To better describe the associations between weight change and improvements in cardiometabolic risk factors, we also examined the effects of incremental categories of weight loss, irrespective of the treatment condition. Although it is generally accepted that weight loss ≥5% in obese individuals induces favorable changes in numerous CVD risk factors,1–5
we observed smaller changes in several metabolic parameters than others have previously described.3
In the Look AHEAD (Action for Health in Diabetes) study, weight loss of 5 to <10% (compared with ≤2%) was associated with increased odds of achieving clinically significant improvements in systolic and diastolic blood pressure, HbA1c
, glucose, triglycerides, LDL cholesterol, and HDL cholesterol.3

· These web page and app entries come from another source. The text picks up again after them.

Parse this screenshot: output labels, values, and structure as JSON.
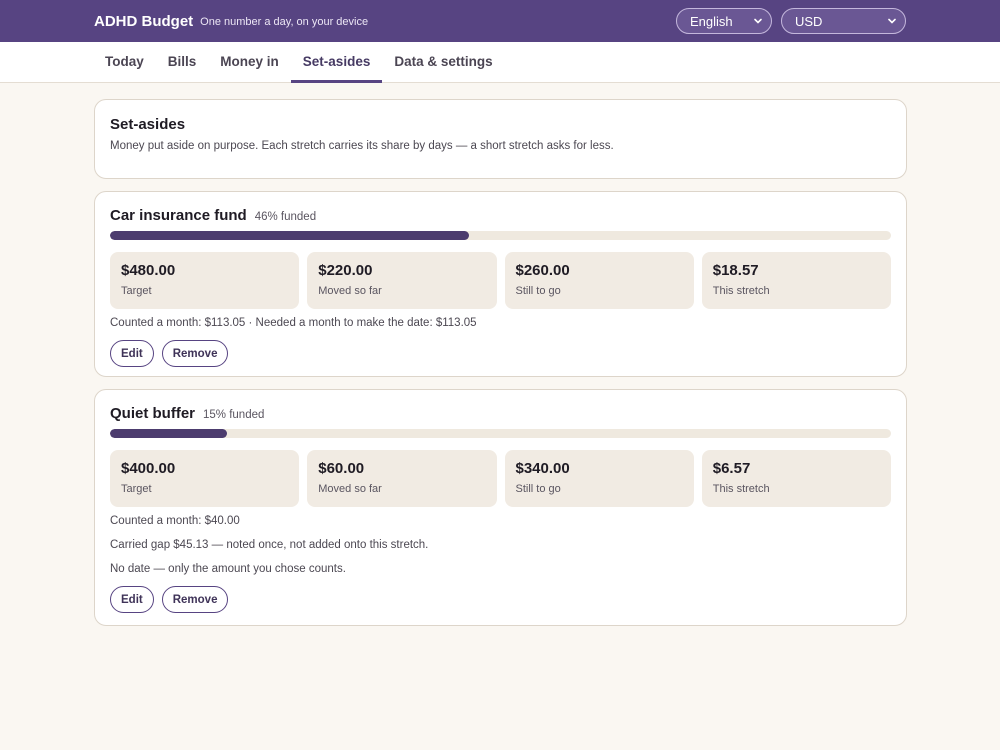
{
  "header": {
    "brand": "ADHD Budget",
    "tagline": "One number a day, on your device",
    "language": "English",
    "currency": "USD"
  },
  "tabs": [
    {
      "label": "Today"
    },
    {
      "label": "Bills"
    },
    {
      "label": "Money in"
    },
    {
      "label": "Set-asides",
      "active": true
    },
    {
      "label": "Data & settings"
    }
  ],
  "intro": {
    "title": "Set-asides",
    "description": "Money put aside on purpose. Each stretch carries its share by days — a short stretch asks for less."
  },
  "funds": [
    {
      "name": "Car insurance fund",
      "funded_label": "46% funded",
      "progress": 0.46,
      "stats": [
        {
          "value": "$480.00",
          "label": "Target"
        },
        {
          "value": "$220.00",
          "label": "Moved so far"
        },
        {
          "value": "$260.00",
          "label": "Still to go"
        },
        {
          "value": "$18.57",
          "label": "This stretch"
        }
      ],
      "notes": [
        "Counted a month: $113.05 · Needed a month to make the date: $113.05"
      ],
      "edit_label": "Edit",
      "remove_label": "Remove"
    },
    {
      "name": "Quiet buffer",
      "funded_label": "15% funded",
      "progress": 0.15,
      "stats": [
        {
          "value": "$400.00",
          "label": "Target"
        },
        {
          "value": "$60.00",
          "label": "Moved so far"
        },
        {
          "value": "$340.00",
          "label": "Still to go"
        },
        {
          "value": "$6.57",
          "label": "This stretch"
        }
      ],
      "notes": [
        "Counted a month: $40.00",
        "Carried gap $45.13 — noted once, not added onto this stretch.",
        "No date — only the amount you chose counts."
      ],
      "edit_label": "Edit",
      "remove_label": "Remove"
    }
  ],
  "colors": {
    "header_bg": "#574482",
    "accent": "#4c3c6e",
    "page_bg": "#faf7f2",
    "stat_bg": "#f1ebe3"
  }
}
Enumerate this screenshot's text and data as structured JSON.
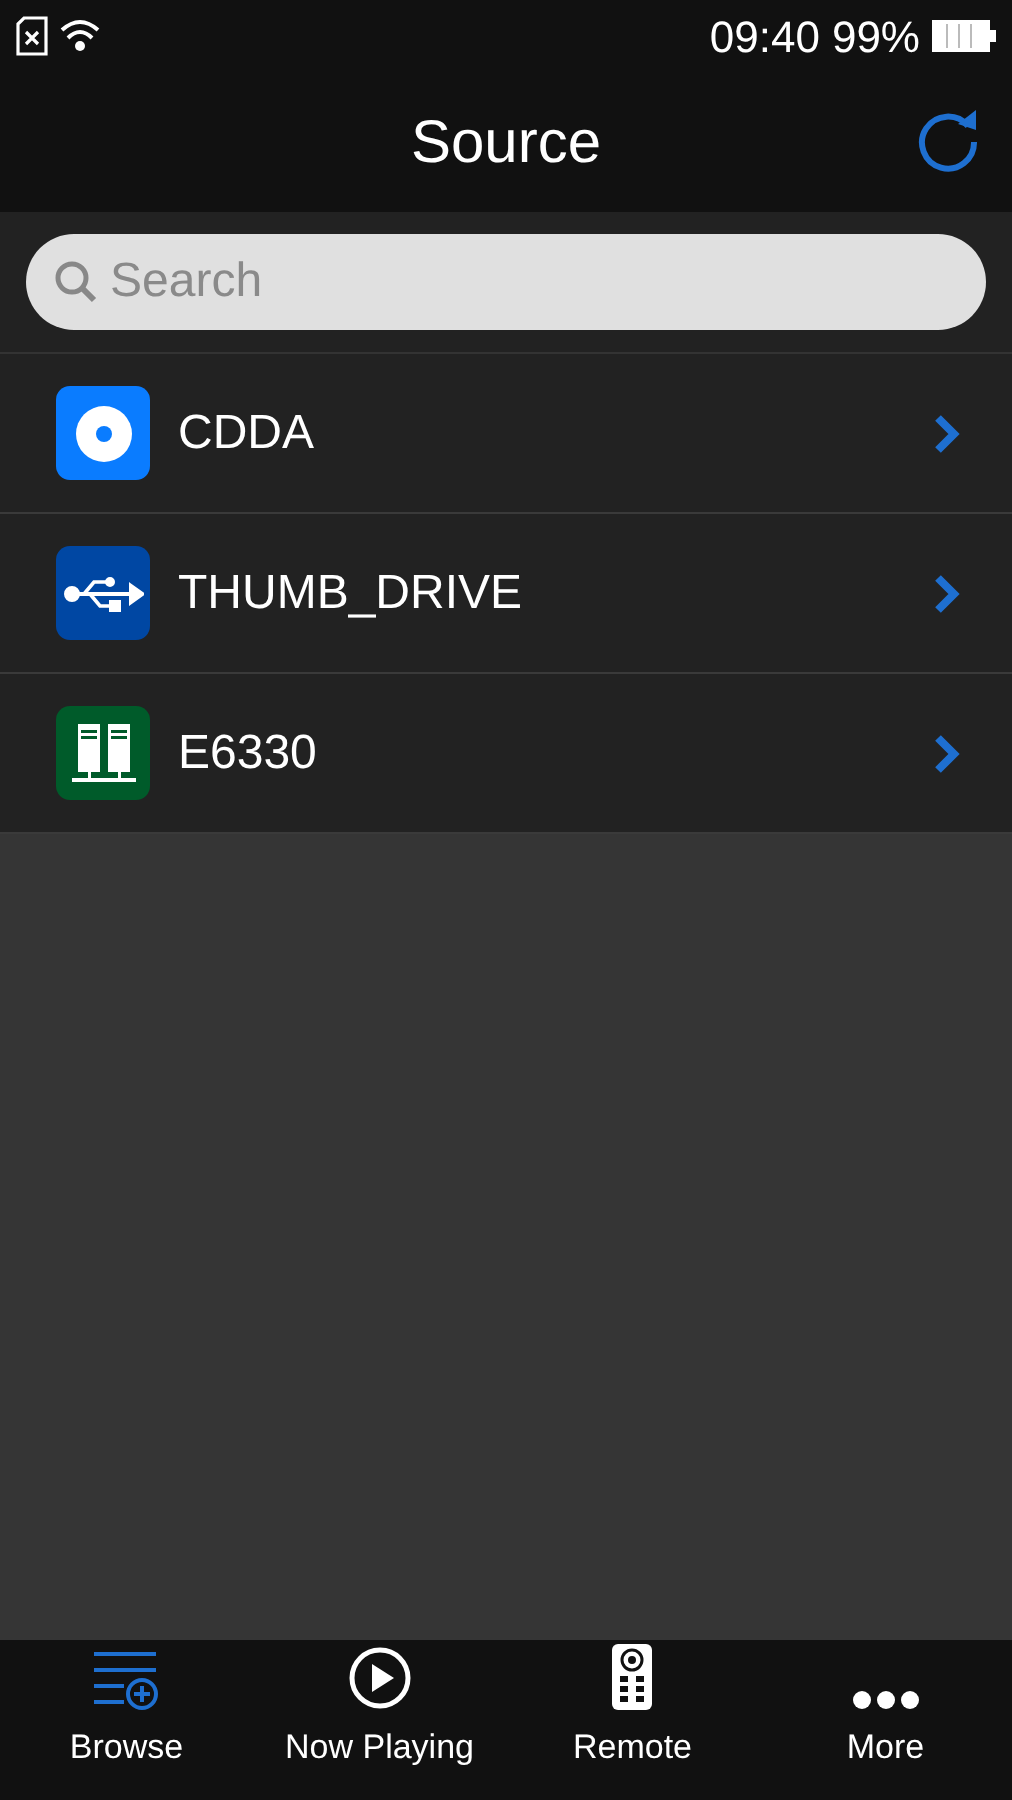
{
  "status_bar": {
    "time": "09:40",
    "battery": "99%"
  },
  "header": {
    "title": "Source"
  },
  "search": {
    "placeholder": "Search"
  },
  "sources": [
    {
      "kind": "disc",
      "label": "CDDA",
      "color": "#0a7cff"
    },
    {
      "kind": "usb",
      "label": "THUMB_DRIVE",
      "color": "#0047a3"
    },
    {
      "kind": "server",
      "label": "E6330",
      "color": "#005b2a"
    }
  ],
  "tabs": [
    {
      "kind": "browse",
      "label": "Browse",
      "selected": true
    },
    {
      "kind": "play",
      "label": "Now Playing",
      "selected": false
    },
    {
      "kind": "remote",
      "label": "Remote",
      "selected": false
    },
    {
      "kind": "more",
      "label": "More",
      "selected": false
    }
  ]
}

Larger weight losses (≥10%) were associated with greater benefits in all of these parameters, with the exception of LDL cholesterol. In contrast, we did not observe significant improvements in blood pressure, total cholesterol, LDL cholesterol, and fasting glucose with greater weight loss (i.e., ≥5% and ≥10%, compared with <5%) in the present study. Total and LDL cholesterol levels tended to improve with weight loss, but there were inconsistencies across graduated categories of weight change. (The lack of a dose-response relationship may have been attributable to the differential use of cholesterol medications in the four weight loss categories, but we were not able to confirm this hypothesis.) The Look AHEAD study included over 5,100 participants and was better powered to detect differences in cardiometabolic risk among categories of weight change. Moreover, as noted previously, POWER-UP participants had near-normal baseline values for many of the cardiometabolic variables examined.
Strengths of the present study include its diverse population, which is generally representative of primary care practices across the country and potentially makes our results generalizable to the broad population. The study also had a very high rate of adherence and follow-up over its 2-year duration, suggesting that it is possible to engage patients in behavioral weight loss programs delivered in primary care practice. Our investigation also had limitations, principally that it was not powered to detect significant differences between groups in cardiometabolic risk factors. (The study was powered on differences in weight loss.) Thus, our nonsignificant relationships between weight loss and improvements in blood pressure, glucose, and lipids should be interpreted with caution.
Despite these limitations, clinically meaningful improvements were observed in the present study in measures of insulin resistance, triglycerides, HDL cholesterol, and hs-CRP. These results reaffirm the important benefits of providing lifestyle counseling to appropriate patients to induce weight loss. The Enhanced Brief LC approach, developed in POWER-UP, provides a potentially valuable means of achieving clinically significant weight loss (≥5%) in primary care practice.